A fruitful life will leave a powerful, positive legacy. Few of us think of our lives in terms of leaving a legacy. We try to be good people. We try to do good and positive things in our work and our relationships and our volunteering. But legacy building is an intentional commitment to acting in ways that will leave a powerful, positive impact on the people we encounter each day. Considering our legacy helps us to focus on the long term and it “gives us values that we can judge our actions by.”
Don’t you want to have such a powerful, positive impact on others? God placed that yearning in us, to live with a sense of mission and purpose. To live lovingly and boldly and joyfully for the sake others. To live lives that reflect God’s character and love. We were made for this. Anything less leads to a fruitless, ineffective life, severed from the power and purposes of God.
Once a young man named Ben was struggling with an important decision. He had been struggling with the desire to be a missionary. He was concerned about how hard the missionary life is. What if he failed. He asked his dad, what if God calls me to do something I can’t do?

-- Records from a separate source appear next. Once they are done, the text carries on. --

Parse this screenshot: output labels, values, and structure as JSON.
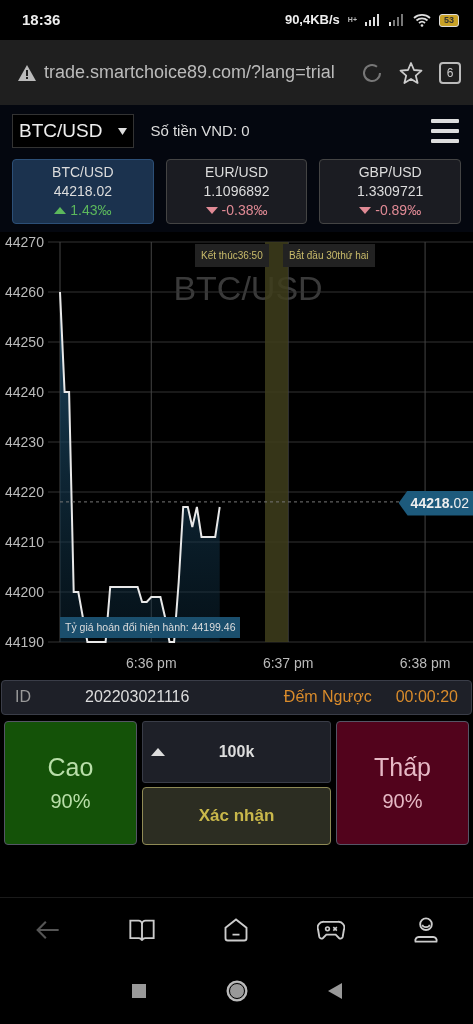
{
  "status_bar": {
    "time": "18:36",
    "speed": "90,4KB/s",
    "network": "H+",
    "battery": "53"
  },
  "browser": {
    "url": "trade.smartchoice89.com/?lang=trial",
    "tab_count": "6"
  },
  "header": {
    "pair_select": "BTC/USD",
    "balance_label": "Số tiền VND:",
    "balance": "0"
  },
  "pairs": [
    {
      "name": "BTC/USD",
      "price": "44218.02",
      "change": "1.43‰",
      "kind": "up",
      "selected": true
    },
    {
      "name": "EUR/USD",
      "price": "1.1096892",
      "change": "-0.38‰",
      "kind": "down",
      "selected": false
    },
    {
      "name": "GBP/USD",
      "price": "1.3309721",
      "change": "-0.89‰",
      "kind": "down",
      "selected": false
    }
  ],
  "chart": {
    "watermark": "BTC/USD",
    "markers": [
      {
        "kind": "end",
        "label": "Kết thúc36:50"
      },
      {
        "kind": "start",
        "label": "Bắt đầu 30thứ hai"
      }
    ],
    "rate_label": "Tỷ giá hoán đổi hiện hành: 44199.46",
    "chart_data": {
      "type": "area",
      "grid": true,
      "ref_lines": [
        {
          "axis": "y",
          "value": 44218.02,
          "label": "44218.02"
        }
      ],
      "ylim": [
        44190,
        44270
      ],
      "yticks": [
        44190,
        44200,
        44210,
        44220,
        44230,
        44240,
        44250,
        44260,
        44270
      ],
      "categories": [
        null,
        null,
        null,
        null,
        null,
        null,
        null,
        null,
        null,
        null,
        null,
        null,
        null,
        null,
        null,
        null,
        null,
        null,
        null,
        null,
        "6:36 pm",
        null,
        null,
        null,
        null,
        null,
        null,
        null,
        null,
        null,
        null,
        null,
        null,
        null,
        null,
        null,
        null,
        null,
        null,
        null,
        null,
        null,
        null,
        null,
        null,
        null,
        null,
        null,
        null,
        null,
        "6:37 pm",
        null,
        null,
        null,
        null,
        null,
        null,
        null,
        null,
        null,
        null,
        null,
        null,
        null,
        null,
        null,
        null,
        null,
        null,
        null,
        null,
        null,
        null,
        null,
        null,
        null,
        null,
        null,
        null,
        null,
        "6:38 pm",
        null,
        null,
        null,
        null,
        null,
        null,
        null,
        null,
        null,
        null
      ],
      "values": [
        44260,
        44240,
        44240,
        44200,
        44200,
        44195,
        44190,
        44190,
        44190,
        44190,
        44190,
        44201,
        44201,
        44201,
        44201,
        44201,
        44201,
        44201,
        44198,
        44198,
        44199,
        44199,
        44199,
        44195,
        44190,
        44190,
        44202,
        44217,
        44217,
        44213,
        44217,
        44211,
        44211,
        44211,
        44211,
        44217,
        null,
        null,
        null,
        null,
        null,
        null,
        null,
        null,
        null,
        null,
        null,
        null,
        null,
        null,
        null,
        null,
        null,
        null,
        null,
        null,
        null,
        null,
        null,
        null,
        null,
        null,
        null,
        null,
        null,
        null,
        null,
        null,
        null,
        null,
        null,
        null,
        null,
        null,
        null,
        null,
        null,
        null,
        null,
        null,
        null,
        null,
        null,
        null,
        null,
        null,
        null,
        null,
        null,
        null,
        null
      ]
    }
  },
  "order_bar": {
    "id_label": "ID",
    "id": "202203021116",
    "countdown_label": "Đếm Ngược",
    "countdown": "00:00:20"
  },
  "trade": {
    "up": {
      "label": "Cao",
      "payout": "90%"
    },
    "amount": "100k",
    "confirm": "Xác nhận",
    "down": {
      "label": "Thấp",
      "payout": "90%"
    }
  },
  "bottom_nav": [
    {
      "kind": "back",
      "disabled": true
    },
    {
      "kind": "book",
      "disabled": false
    },
    {
      "kind": "home",
      "disabled": false
    },
    {
      "kind": "game",
      "disabled": false
    },
    {
      "kind": "profile",
      "disabled": false
    }
  ]
}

Ben’s dad was quiet for a moment. Then he spotted his son’s baseball glove on the floor and picked it up. What’s this? he asked. Ben laughed. Don’t be silly, Dad! It’s my glove. Dad propped the glove up against the wall and tossed a baseball into it. The ball rolled out of the glove and across the floor. Ben’s dad picked up the glove and remarked, your glove is a total failure. Ben smiled. It can’t catch by itself, he said. The glove doesn’t work too well unless my hand is in it.
Dad nodded. You’re just like this glove. God has a purpose for your life, Ben. You put your hand inside the glove to give it guidance and strength, you give it the power to catch the ball. In the same way, God will give you the power to do whatever He calls you to do. It’s His mighty hand that does the work when you are willing to be used.
A fruitful life begins when we place it in God’s hands. It’s our desire to reflect God’s character and love, a desire to live intentionally and leave behind a powerful, positive impact that results in bearing much fruit. That’s what God made us for. Let’s not waste our lives on anything less.
Jesus had only a short time on this earth to pour His love and His strength and His purpose into others. He had only a short time to heal and teach and empower those around Him. And He used every moment He had to share the reality of God and God’s love for us. And two thousand years later, His life and legacy are still speaking to people all over the world. That’s the final proof of a fruitful life. Life is short. Your fruitfulness will be determined by how much your life reflects the character and love of God. God will use you to empower you and leave a legacy of love which flows from His love for you.